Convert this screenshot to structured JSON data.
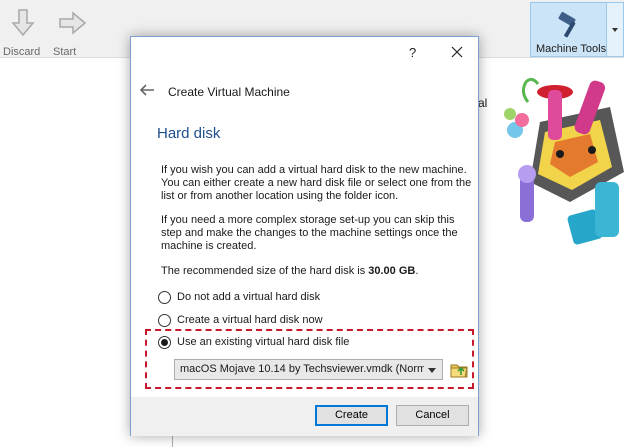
{
  "toolbar": {
    "discard_label": "Discard",
    "start_label": "Start",
    "machine_tools_label": "Machine Tools"
  },
  "background": {
    "peek_text": "al"
  },
  "dialog": {
    "help_label": "?",
    "title": "Create Virtual Machine",
    "section_title": "Hard disk",
    "paragraph1": "If you wish you can add a virtual hard disk to the new machine. You can either create a new hard disk file or select one from the list or from another location using the folder icon.",
    "paragraph2": "If you need a more complex storage set-up you can skip this step and make the changes to the machine settings once the machine is created.",
    "recommended_prefix": "The recommended size of the hard disk is ",
    "recommended_size": "30.00 GB",
    "recommended_suffix": ".",
    "options": [
      {
        "label": "Do not add a virtual hard disk",
        "selected": false
      },
      {
        "label": "Create a virtual hard disk now",
        "selected": false
      },
      {
        "label": "Use an existing virtual hard disk file",
        "selected": true
      }
    ],
    "disk_file_value": "macOS Mojave 10.14 by Techsviewer.vmdk (Norm",
    "create_label": "Create",
    "cancel_label": "Cancel"
  },
  "colors": {
    "accent": "#1e4e8c",
    "highlight_dash": "#c8182b",
    "primary_button_border": "#0078d7"
  }
}
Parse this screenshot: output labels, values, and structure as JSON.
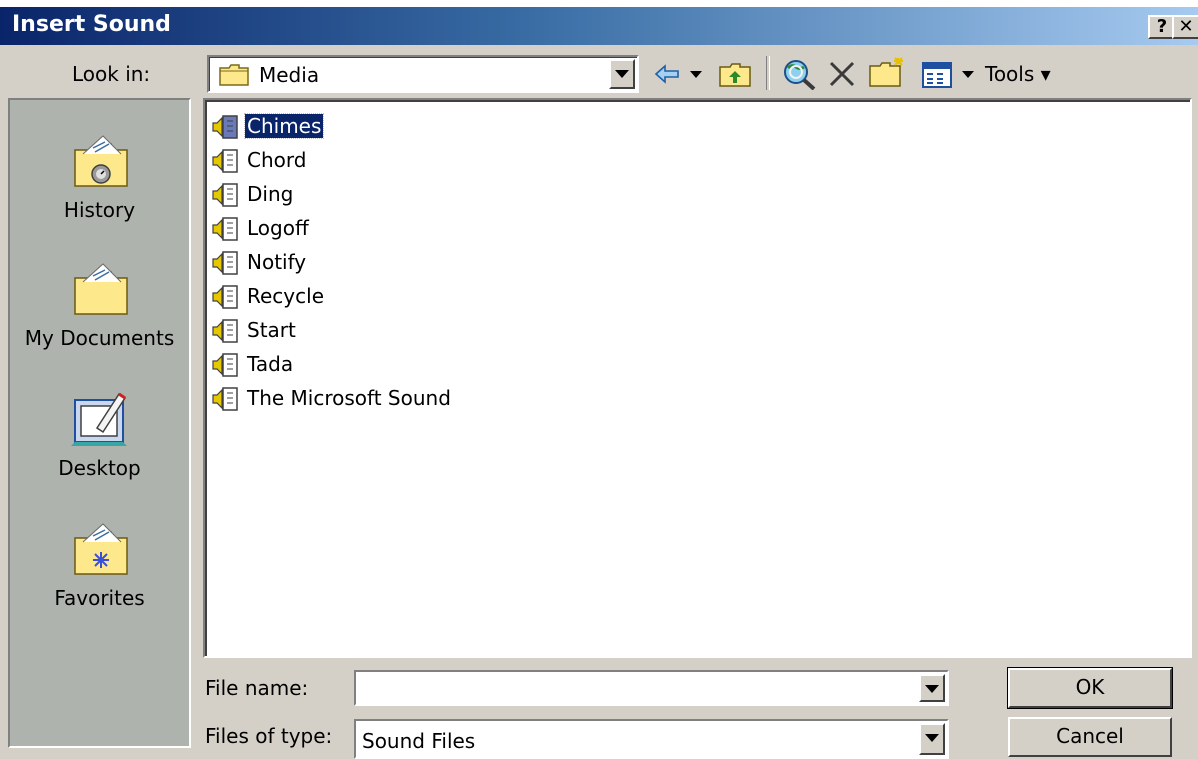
{
  "window": {
    "title": "Insert Sound",
    "help_label": "?",
    "close_label": "✕"
  },
  "toolbar": {
    "look_in_label": "Look in:",
    "look_in_value": "Media",
    "tools_label": "Tools ▾"
  },
  "places": [
    {
      "label": "History",
      "icon": "history-folder-icon"
    },
    {
      "label": "My Documents",
      "icon": "my-documents-folder-icon"
    },
    {
      "label": "Desktop",
      "icon": "desktop-icon"
    },
    {
      "label": "Favorites",
      "icon": "favorites-folder-icon"
    }
  ],
  "files": [
    {
      "name": "Chimes",
      "selected": true
    },
    {
      "name": "Chord"
    },
    {
      "name": "Ding"
    },
    {
      "name": "Logoff"
    },
    {
      "name": "Notify"
    },
    {
      "name": "Recycle"
    },
    {
      "name": "Start"
    },
    {
      "name": "Tada"
    },
    {
      "name": "The Microsoft Sound"
    }
  ],
  "form": {
    "file_name_label": "File name:",
    "file_name_value": "",
    "files_of_type_label": "Files of type:",
    "files_of_type_value": "Sound Files"
  },
  "buttons": {
    "ok": "OK",
    "cancel": "Cancel"
  },
  "colors": {
    "title_start": "#0a246a",
    "selection": "#0a246a",
    "places_bg": "#aeb3ad",
    "dialog_bg": "#d4d0c8"
  }
}
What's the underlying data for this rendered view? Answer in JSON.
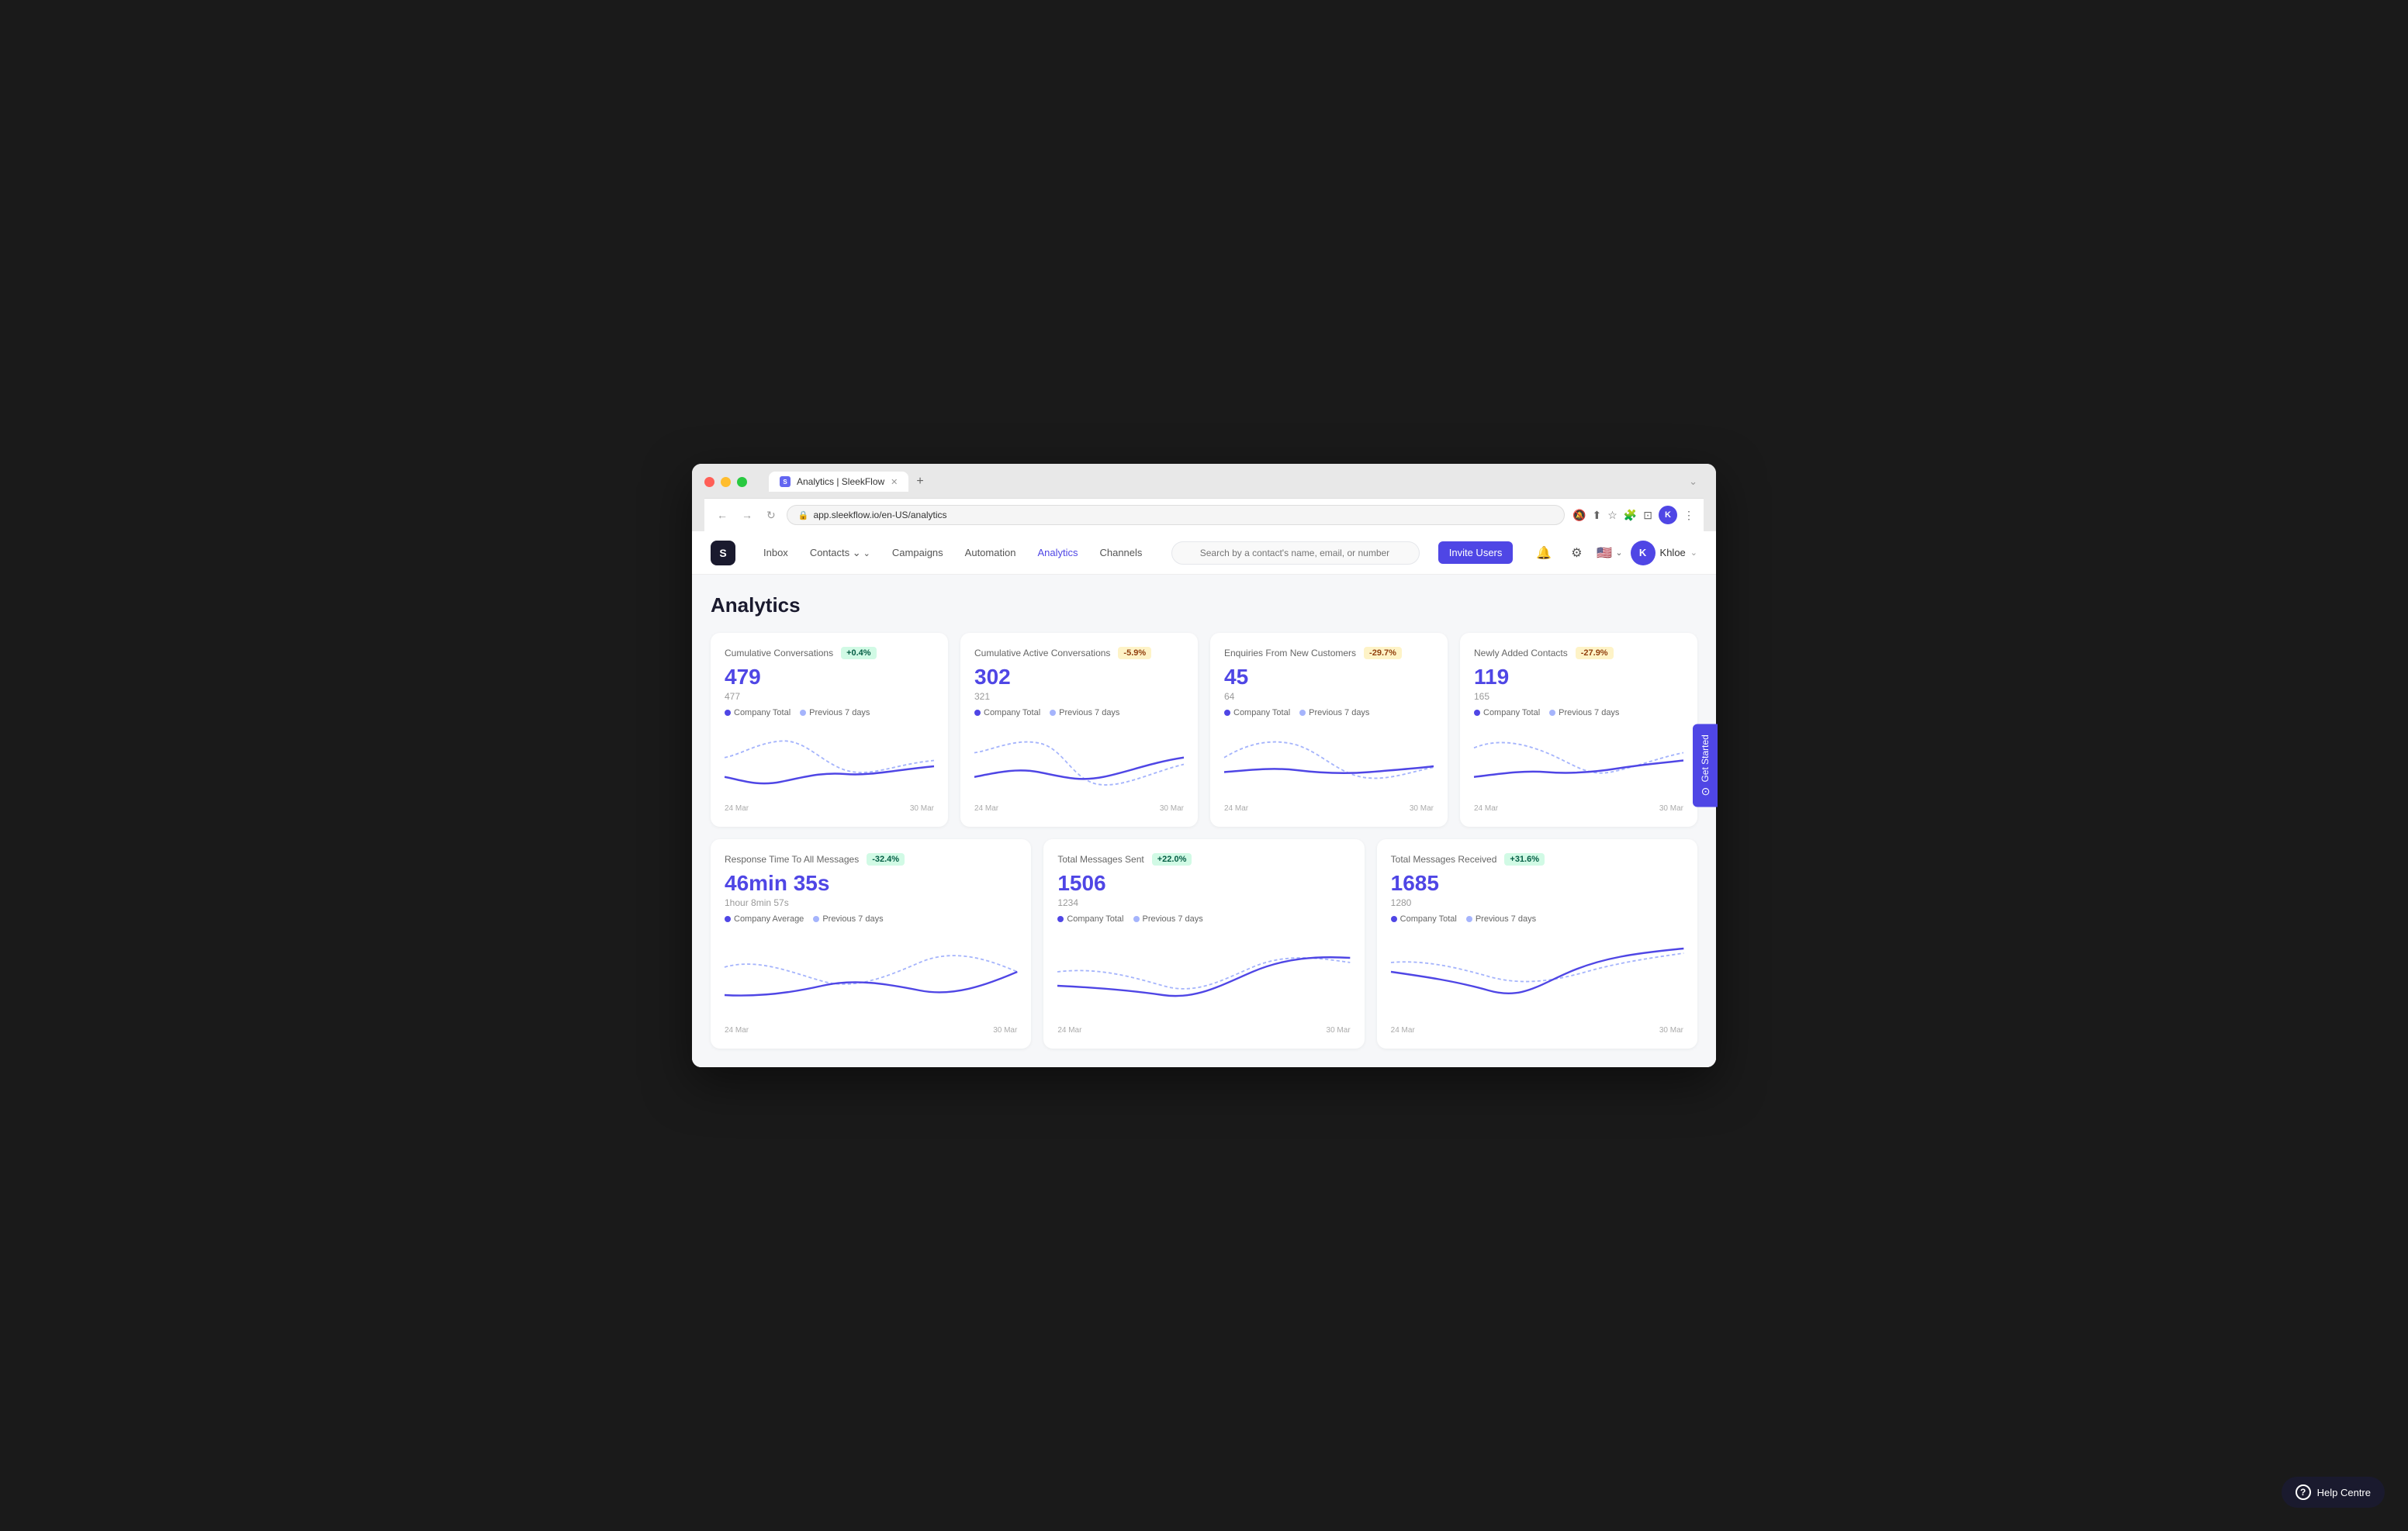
{
  "browser": {
    "url": "app.sleekflow.io/en-US/analytics",
    "tab_title": "Analytics | SleekFlow",
    "tab_favicon": "S",
    "new_tab": "+"
  },
  "nav": {
    "logo": "S",
    "items": [
      {
        "label": "Inbox",
        "active": false,
        "has_arrow": false
      },
      {
        "label": "Contacts",
        "active": false,
        "has_arrow": true
      },
      {
        "label": "Campaigns",
        "active": false,
        "has_arrow": false
      },
      {
        "label": "Automation",
        "active": false,
        "has_arrow": false
      },
      {
        "label": "Analytics",
        "active": true,
        "has_arrow": false
      },
      {
        "label": "Channels",
        "active": false,
        "has_arrow": false
      }
    ],
    "search_placeholder": "Search by a contact's name, email, or number",
    "invite_btn": "Invite Users",
    "user": "Khloe",
    "user_initial": "K"
  },
  "page": {
    "title": "Analytics"
  },
  "cards_top": [
    {
      "title": "Cumulative Conversations",
      "badge": "+0.4%",
      "badge_type": "green",
      "value": "479",
      "prev_value": "477",
      "legend1": "Company Total",
      "legend2": "Previous 7 days",
      "date_start": "24 Mar",
      "date_end": "30 Mar",
      "chart_id": "chart1"
    },
    {
      "title": "Cumulative Active Conversations",
      "badge": "-5.9%",
      "badge_type": "red",
      "value": "302",
      "prev_value": "321",
      "legend1": "Company Total",
      "legend2": "Previous 7 days",
      "date_start": "24 Mar",
      "date_end": "30 Mar",
      "chart_id": "chart2"
    },
    {
      "title": "Enquiries From New Customers",
      "badge": "-29.7%",
      "badge_type": "red",
      "value": "45",
      "prev_value": "64",
      "legend1": "Company Total",
      "legend2": "Previous 7 days",
      "date_start": "24 Mar",
      "date_end": "30 Mar",
      "chart_id": "chart3"
    },
    {
      "title": "Newly Added Contacts",
      "badge": "-27.9%",
      "badge_type": "red",
      "value": "119",
      "prev_value": "165",
      "legend1": "Company Total",
      "legend2": "Previous 7 days",
      "date_start": "24 Mar",
      "date_end": "30 Mar",
      "chart_id": "chart4"
    }
  ],
  "cards_bottom": [
    {
      "title": "Response Time To All Messages",
      "badge": "-32.4%",
      "badge_type": "green",
      "value": "46min 35s",
      "prev_value": "1hour 8min 57s",
      "legend1": "Company Average",
      "legend2": "Previous 7 days",
      "date_start": "24 Mar",
      "date_end": "30 Mar",
      "chart_id": "chart5"
    },
    {
      "title": "Total Messages Sent",
      "badge": "+22.0%",
      "badge_type": "green",
      "value": "1506",
      "prev_value": "1234",
      "legend1": "Company Total",
      "legend2": "Previous 7 days",
      "date_start": "24 Mar",
      "date_end": "30 Mar",
      "chart_id": "chart6"
    },
    {
      "title": "Total Messages Received",
      "badge": "+31.6%",
      "badge_type": "green",
      "value": "1685",
      "prev_value": "1280",
      "legend1": "Company Total",
      "legend2": "Previous 7 days",
      "date_start": "24 Mar",
      "date_end": "30 Mar",
      "chart_id": "chart7"
    }
  ],
  "side_tab": {
    "label": "Get Started",
    "icon": "⊙"
  },
  "help_centre": {
    "label": "Help Centre"
  },
  "colors": {
    "primary": "#4f46e5",
    "primary_light": "#a5b4fc",
    "badge_green_bg": "#d1fae5",
    "badge_green_text": "#065f46",
    "badge_yellow_bg": "#fef3c7",
    "badge_yellow_text": "#92400e"
  }
}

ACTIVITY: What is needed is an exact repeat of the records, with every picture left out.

ANSWER TO THIS TASK:
Convert this screenshot to structured JSON data.
{
  "toolbar": {
    "discard_label": "Discard",
    "start_label": "Start",
    "machine_tools_label": "Machine Tools"
  },
  "background": {
    "peek_text": "al"
  },
  "dialog": {
    "help_label": "?",
    "title": "Create Virtual Machine",
    "section_title": "Hard disk",
    "paragraph1": "If you wish you can add a virtual hard disk to the new machine. You can either create a new hard disk file or select one from the list or from another location using the folder icon.",
    "paragraph2": "If you need a more complex storage set-up you can skip this step and make the changes to the machine settings once the machine is created.",
    "recommended_prefix": "The recommended size of the hard disk is ",
    "recommended_size": "30.00 GB",
    "recommended_suffix": ".",
    "options": [
      {
        "label": "Do not add a virtual hard disk",
        "selected": false
      },
      {
        "label": "Create a virtual hard disk now",
        "selected": false
      },
      {
        "label": "Use an existing virtual hard disk file",
        "selected": true
      }
    ],
    "disk_file_value": "macOS Mojave 10.14 by Techsviewer.vmdk (Norm",
    "create_label": "Create",
    "cancel_label": "Cancel"
  },
  "colors": {
    "accent": "#1e4e8c",
    "highlight_dash": "#c8182b",
    "primary_button_border": "#0078d7"
  }
}
Parse this screenshot: output labels, values, and structure as JSON.
{
  "window": {
    "title": "Insert Sound",
    "help_label": "?",
    "close_label": "✕"
  },
  "toolbar": {
    "look_in_label": "Look in:",
    "look_in_value": "Media",
    "tools_label": "Tools ▾"
  },
  "places": [
    {
      "label": "History",
      "icon": "history-folder-icon"
    },
    {
      "label": "My Documents",
      "icon": "my-documents-folder-icon"
    },
    {
      "label": "Desktop",
      "icon": "desktop-icon"
    },
    {
      "label": "Favorites",
      "icon": "favorites-folder-icon"
    }
  ],
  "files": [
    {
      "name": "Chimes",
      "selected": true
    },
    {
      "name": "Chord"
    },
    {
      "name": "Ding"
    },
    {
      "name": "Logoff"
    },
    {
      "name": "Notify"
    },
    {
      "name": "Recycle"
    },
    {
      "name": "Start"
    },
    {
      "name": "Tada"
    },
    {
      "name": "The Microsoft Sound"
    }
  ],
  "form": {
    "file_name_label": "File name:",
    "file_name_value": "",
    "files_of_type_label": "Files of type:",
    "files_of_type_value": "Sound Files"
  },
  "buttons": {
    "ok": "OK",
    "cancel": "Cancel"
  },
  "colors": {
    "title_start": "#0a246a",
    "selection": "#0a246a",
    "places_bg": "#aeb3ad",
    "dialog_bg": "#d4d0c8"
  }
}
What's the underlying data for this rendered view? Answer in JSON.
{
  "browser": {
    "url": "app.sleekflow.io/en-US/analytics",
    "tab_title": "Analytics | SleekFlow",
    "tab_favicon": "S",
    "new_tab": "+"
  },
  "nav": {
    "logo": "S",
    "items": [
      {
        "label": "Inbox",
        "active": false,
        "has_arrow": false
      },
      {
        "label": "Contacts",
        "active": false,
        "has_arrow": true
      },
      {
        "label": "Campaigns",
        "active": false,
        "has_arrow": false
      },
      {
        "label": "Automation",
        "active": false,
        "has_arrow": false
      },
      {
        "label": "Analytics",
        "active": true,
        "has_arrow": false
      },
      {
        "label": "Channels",
        "active": false,
        "has_arrow": false
      }
    ],
    "search_placeholder": "Search by a contact's name, email, or number",
    "invite_btn": "Invite Users",
    "user": "Khloe",
    "user_initial": "K"
  },
  "page": {
    "title": "Analytics"
  },
  "cards_top": [
    {
      "title": "Cumulative Conversations",
      "badge": "+0.4%",
      "badge_type": "green",
      "value": "479",
      "prev_value": "477",
      "legend1": "Company Total",
      "legend2": "Previous 7 days",
      "date_start": "24 Mar",
      "date_end": "30 Mar",
      "chart_id": "chart1"
    },
    {
      "title": "Cumulative Active Conversations",
      "badge": "-5.9%",
      "badge_type": "red",
      "value": "302",
      "prev_value": "321",
      "legend1": "Company Total",
      "legend2": "Previous 7 days",
      "date_start": "24 Mar",
      "date_end": "30 Mar",
      "chart_id": "chart2"
    },
    {
      "title": "Enquiries From New Customers",
      "badge": "-29.7%",
      "badge_type": "red",
      "value": "45",
      "prev_value": "64",
      "legend1": "Company Total",
      "legend2": "Previous 7 days",
      "date_start": "24 Mar",
      "date_end": "30 Mar",
      "chart_id": "chart3"
    },
    {
      "title": "Newly Added Contacts",
      "badge": "-27.9%",
      "badge_type": "red",
      "value": "119",
      "prev_value": "165",
      "legend1": "Company Total",
      "legend2": "Previous 7 days",
      "date_start": "24 Mar",
      "date_end": "30 Mar",
      "chart_id": "chart4"
    }
  ],
  "cards_bottom": [
    {
      "title": "Response Time To All Messages",
      "badge": "-32.4%",
      "badge_type": "green",
      "value": "46min 35s",
      "prev_value": "1hour 8min 57s",
      "legend1": "Company Average",
      "legend2": "Previous 7 days",
      "date_start": "24 Mar",
      "date_end": "30 Mar",
      "chart_id": "chart5"
    },
    {
      "title": "Total Messages Sent",
      "badge": "+22.0%",
      "badge_type": "green",
      "value": "1506",
      "prev_value": "1234",
      "legend1": "Company Total",
      "legend2": "Previous 7 days",
      "date_start": "24 Mar",
      "date_end": "30 Mar",
      "chart_id": "chart6"
    },
    {
      "title": "Total Messages Received",
      "badge": "+31.6%",
      "badge_type": "green",
      "value": "1685",
      "prev_value": "1280",
      "legend1": "Company Total",
      "legend2": "Previous 7 days",
      "date_start": "24 Mar",
      "date_end": "30 Mar",
      "chart_id": "chart7"
    }
  ],
  "side_tab": {
    "label": "Get Started",
    "icon": "⊙"
  },
  "help_centre": {
    "label": "Help Centre"
  },
  "colors": {
    "primary": "#4f46e5",
    "primary_light": "#a5b4fc",
    "badge_green_bg": "#d1fae5",
    "badge_green_text": "#065f46",
    "badge_yellow_bg": "#fef3c7",
    "badge_yellow_text": "#92400e"
  }
}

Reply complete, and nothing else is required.